When I was first starting out in I.T. I remember reading a book on the DOS prompt and all it could do. I used to do a lot of batch scripting and it helped me immensely. I became the guy people came to when they needed help with their scripts.

Thing is, I didn't know any magic. I'd simply taken the time to learn how to use the tools I was using. And it wasn't hard.

If you aren't familiar with Excel's functions, you should make the effort to learn what they can do.

Not only will you get your work done more quickly, your confidence in using Excel will soar.

This is precisely why you should look at our Advanced Formulas Course.

## Advanced Formulas Course

The course is designed to get you quickly up to speed with the functions that are going to give you the biggest efficiency gains.

Many of the functions are considered advanced, but when youâ€™ve finished the course youâ€™ll realise that everything is easy once you know it.

The course uses real world examples and covers both the fundamentals for each function and less obvious uses for them. It's these more advanced techniques that will really set you apart from the crowd.
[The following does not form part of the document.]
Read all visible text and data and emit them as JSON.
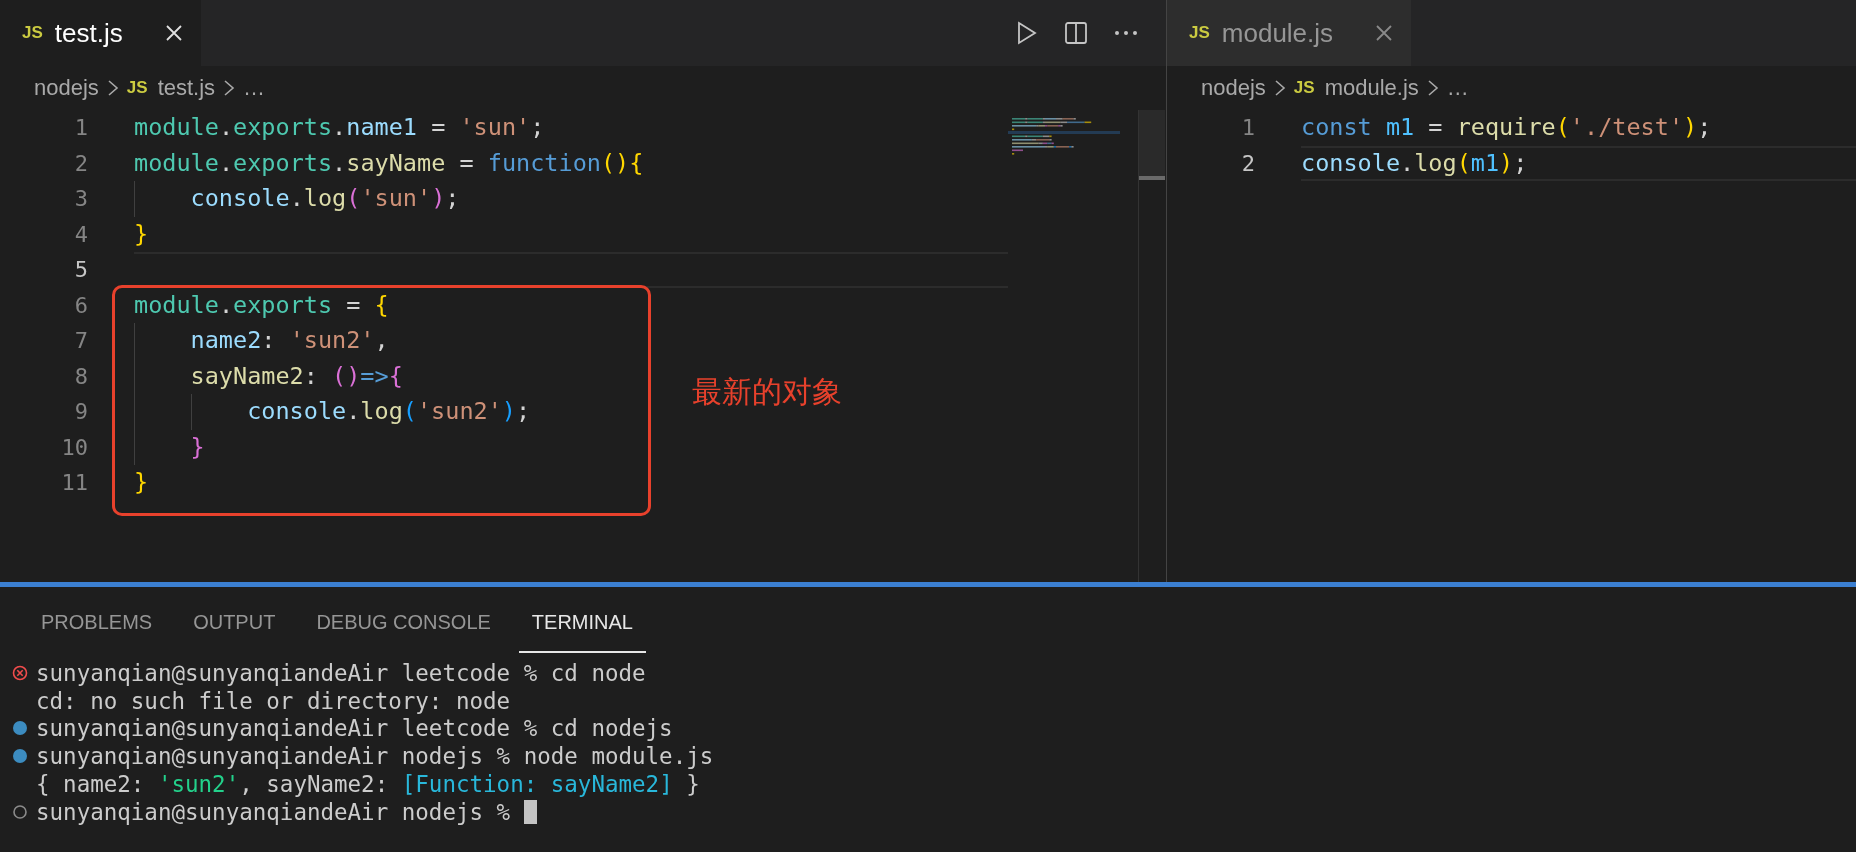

Check out the Excel Formulas Course now.

Peter Bartholomew

Jeff

I love it! The trouble is that most Excel users, like St. Augustine, would add “but not yet”!

jim

ah, the nostalgia of DOS commands in batch files!

there was a utility called Stackey that I used to be an expert in which you could use to store up keystrokes to be used when you launched a program (in the days before you could have more than one program running in parallel)

kids these days, don’t know they’re born!

Philip Treacy

they were the good old days Jim đź™‚

Jeff Weir

..or as I like to put it:

Lord grant me the VBA skills to automate the things I cannot easily change; the knowledge to leverage fully off the inbuilt features that I can; and the wisdom to know the difference.

đź™‚

Philip Treacy

LOL, very good Jeff.

Peter BARTHOLOMEW

Phillip

I enjoyed the article. The worksheet is capable of providing far more than a blank canvas for a VBA solution. One area that I have explored with success is the use of Named Formulas to provide an alternative to deeply nested worksheet formulas which can be read as if it were a sequence of code statements.

I think that one function that is often overlooked is the old LOOKUP that can provide far more readable syntax, especially in its array form, e.g.

= [@Sales] * LOOKUP([@Sales],CommissionRate)

where CommissionRate is the name given to the lookup table. Unlike the nation’s favourite, VLOOKUP, LOOKUP works well with Names and does not require a hard-wired column number.

Philip Treacy

Thanks Peter, great to have more solutions posted by people đź™‚

Excel Gazi Deniz Hodja (Ali Muhiddin Haci Bekir)

For the problem of “Finding a Haulage Firm Based on the City and Store” an alternative solution that may lift the need for a helper column is as follows. It is based on the use of the CONCATENATE() function inside the INDEX(MATCH()) function combination as an array formula.

The formula is to be written in cell C2 in the last screenshot image above and entered as an array formula with CTRL+SHIFT+ENTER.

=IFERROR(INDEX($H$2:$H$17, MATCH(A2&B2, CONCATENATE($F$2:$F$17,$G$2:$G$17),0)), “Not found” )

…

Thx for the great post, Philip.

You and Mynda along with Chandoo are absoutely the best Excel gurus in the southern hemisphere of the Earth!

Deniz Hodja

Philip Treacy

Thanks for the formula Deniz. Nice to have another solution.

And thank you for your kind words đź™‚

Regards

Phil